On Bloomberg there is yet another analysis of the potential consequences of the Cyprus-bailout. Among them is the damage this has done to the project of building a banking union and the potential for bank-runs whenever a country gets into trouble (Portugal comes to mind for this in the near term). To quote Ed Harrison:
My view? It was inevitable that we would be in crisis again. The austerity world view of crisis resolution is completely at odds with the capacity of the euro zone’s institutional architecture to handle a crisis. And so, we keep doubling down on the same policy of austerity in exchange for reforms which has created the downward spiral to begin with. I wish I could be optimistic here. But I think it is going to get worse. I hope I’m wrong. And I certainly hope that periphery depositors still have enough faith in the euro to ride this one out.
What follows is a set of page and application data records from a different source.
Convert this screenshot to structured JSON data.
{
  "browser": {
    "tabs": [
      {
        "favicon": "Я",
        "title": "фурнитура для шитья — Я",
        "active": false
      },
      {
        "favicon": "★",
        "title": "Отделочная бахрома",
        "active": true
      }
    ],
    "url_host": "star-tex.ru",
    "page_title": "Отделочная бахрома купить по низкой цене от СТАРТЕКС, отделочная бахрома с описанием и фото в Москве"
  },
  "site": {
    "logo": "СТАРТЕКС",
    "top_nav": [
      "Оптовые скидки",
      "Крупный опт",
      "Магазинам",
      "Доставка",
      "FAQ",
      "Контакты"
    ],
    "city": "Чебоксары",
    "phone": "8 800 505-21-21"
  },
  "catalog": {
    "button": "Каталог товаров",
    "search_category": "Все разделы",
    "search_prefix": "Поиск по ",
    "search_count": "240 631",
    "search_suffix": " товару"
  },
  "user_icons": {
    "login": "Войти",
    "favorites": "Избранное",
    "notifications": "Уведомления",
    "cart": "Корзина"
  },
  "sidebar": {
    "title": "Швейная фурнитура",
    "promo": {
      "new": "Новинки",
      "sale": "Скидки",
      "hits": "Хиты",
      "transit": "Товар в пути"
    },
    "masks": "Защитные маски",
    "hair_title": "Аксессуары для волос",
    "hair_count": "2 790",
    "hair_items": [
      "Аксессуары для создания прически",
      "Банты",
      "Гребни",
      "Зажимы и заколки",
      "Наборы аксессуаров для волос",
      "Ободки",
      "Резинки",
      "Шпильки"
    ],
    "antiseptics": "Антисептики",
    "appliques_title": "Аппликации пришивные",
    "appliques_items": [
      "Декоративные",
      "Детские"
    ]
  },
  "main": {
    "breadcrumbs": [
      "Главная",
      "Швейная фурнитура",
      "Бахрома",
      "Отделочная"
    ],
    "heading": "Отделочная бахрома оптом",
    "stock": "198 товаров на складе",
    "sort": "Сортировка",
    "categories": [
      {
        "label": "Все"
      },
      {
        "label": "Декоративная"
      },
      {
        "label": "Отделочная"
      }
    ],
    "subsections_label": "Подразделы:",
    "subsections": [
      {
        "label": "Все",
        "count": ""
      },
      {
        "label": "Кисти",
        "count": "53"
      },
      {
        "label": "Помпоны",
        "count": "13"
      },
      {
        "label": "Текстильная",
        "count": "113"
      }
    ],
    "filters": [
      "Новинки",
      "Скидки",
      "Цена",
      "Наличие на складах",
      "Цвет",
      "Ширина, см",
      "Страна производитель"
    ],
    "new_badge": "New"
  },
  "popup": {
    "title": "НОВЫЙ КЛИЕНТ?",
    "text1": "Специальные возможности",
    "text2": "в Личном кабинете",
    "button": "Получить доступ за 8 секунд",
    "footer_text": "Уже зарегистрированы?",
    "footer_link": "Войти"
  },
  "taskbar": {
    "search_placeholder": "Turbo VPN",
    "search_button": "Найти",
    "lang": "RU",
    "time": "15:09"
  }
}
If the Cyprus panic metastasizes, it will get ugly.
OK, politics is difficult, and I understand that Merkel wants a) to be re-elected, b) needs the Social Democrats for passing this bailout and c) Germans have a totally different view of economic reality and its solutions re: the crisis than what is sensible and (factually) true. But is clinging on to power and not telling voters the truth really so important to throw yet another economy under the bus? Like Yanis Varoufakis says, we need a benevolent hegemon (Germany) – see this post:
Germany should take another leaf out of the New Dealers who put it on the road to recovery all those years ago: Europe needs its own New Deal, funded by a new class of public finance instruments. Germany can realise such a Recovery Program centred around the European Investment Bank. The EIB already has a proven track record of creating a liquid market for debt instruments that fund successful projects. In collaboration with, and supported by, the European Central Bank, an EIB-ECB partnership has the capacity to energise mountains of hitherto idle savings on pure banking principles, with minimal involvement of member-states and no need for Treaty changes.
All it will take is a German resolve to shift from panicky authoritarianism to a hegemonic, to an enlightened self-interestedness.
But at the moment we are stuck with ‘panicky authoritarianism’ or maybe even plain stupidity or evilness in the view of a wrong understanding of what ails Europe. Germany wake up, we need you!
On Reuters’ website. In one short piece, the core of the whole problem: intra-EU trade imbalances, which caused the banking system of the EU to (nearly) collapse – in Greece, Ireland and now, Cyprus. And let’s not forget the state support for the German Ländesbanken, several Dutch banks, a host of French banks. The key point is that Germany’s giant trade surplus was possible because of the institutional set-up of the Eurozone, i.e. the interest setting by the ECB created the possibilities for cheap loans in ‘the periphery’, which were often provided by French and German banks on the prowl for profit.
The only thing that can rescue the Eurozone is a great correction to the trade imbalances, which Yanis Varoufakis could be accomplished by a Surplus Recycling System between surplus and deficit countries. This exists for any country – the Finnish Helsinki region pays for the poor northern regions of Finland, similarly the rich ‘Randstad’ region in the Netherlands coughs up the funds to support the North-East of the Netherlands.